Czech Festival, Shepherd’s Dance, International Prize. Budapest Dance Festival “Hora Adama” (Alexander Po and Mordechai Zeira).

Working with the youth movements – the Olim (immigrant camps), the United Movement, the Working Youth (Hanoar Ha’Oved), the Scouts (Tzofim), Maccabi Tzair, Hashomer Hatzair.

Dance Troupes: Machol Ron, HaTzimbelim, HaMecholelim, Tzahalulei Aviv.

Kibbutzim and Moshavim: Ein Shemer, Lehavot Haviva, Ma’anit, Shefayim, Sdot Yam, Ma’agan Michael, Maoz Haim, Hamadia, Givat Brenner, Gezer, Givat Haim, Nahalal, Kfar Yehezkel, Kfar Vitkin, Beit Oved, Kfar Yehoshua, Zichron Ya’akov, Ein Harod, Tel Yosef, Mishmar Hasharon Beit Oren, Ruhama, and there are more.

So, yes, we have brought the story of the queen of the movement with her 96 years, for whom only the sky was the limit. This woman marveled with her talent, her personality, her endless ambitions; this woman enriched the culture of our country, the dance, with all its nuances and illusions, and its changing periods in our ever-changing country. It is fitting to honor Tova’s life’s work, and her tremendous contribution to the people of Israel, to the State of Israel.

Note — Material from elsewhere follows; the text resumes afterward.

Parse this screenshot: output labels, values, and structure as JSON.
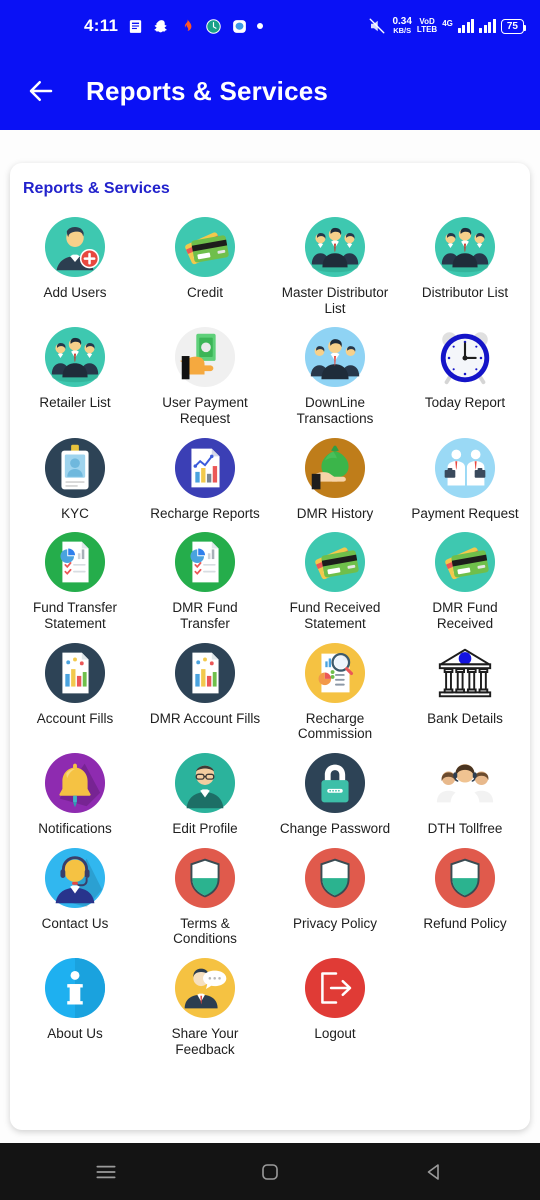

We wish Tova longevity and good health.


מגיב/ה בתור אורחת
User Image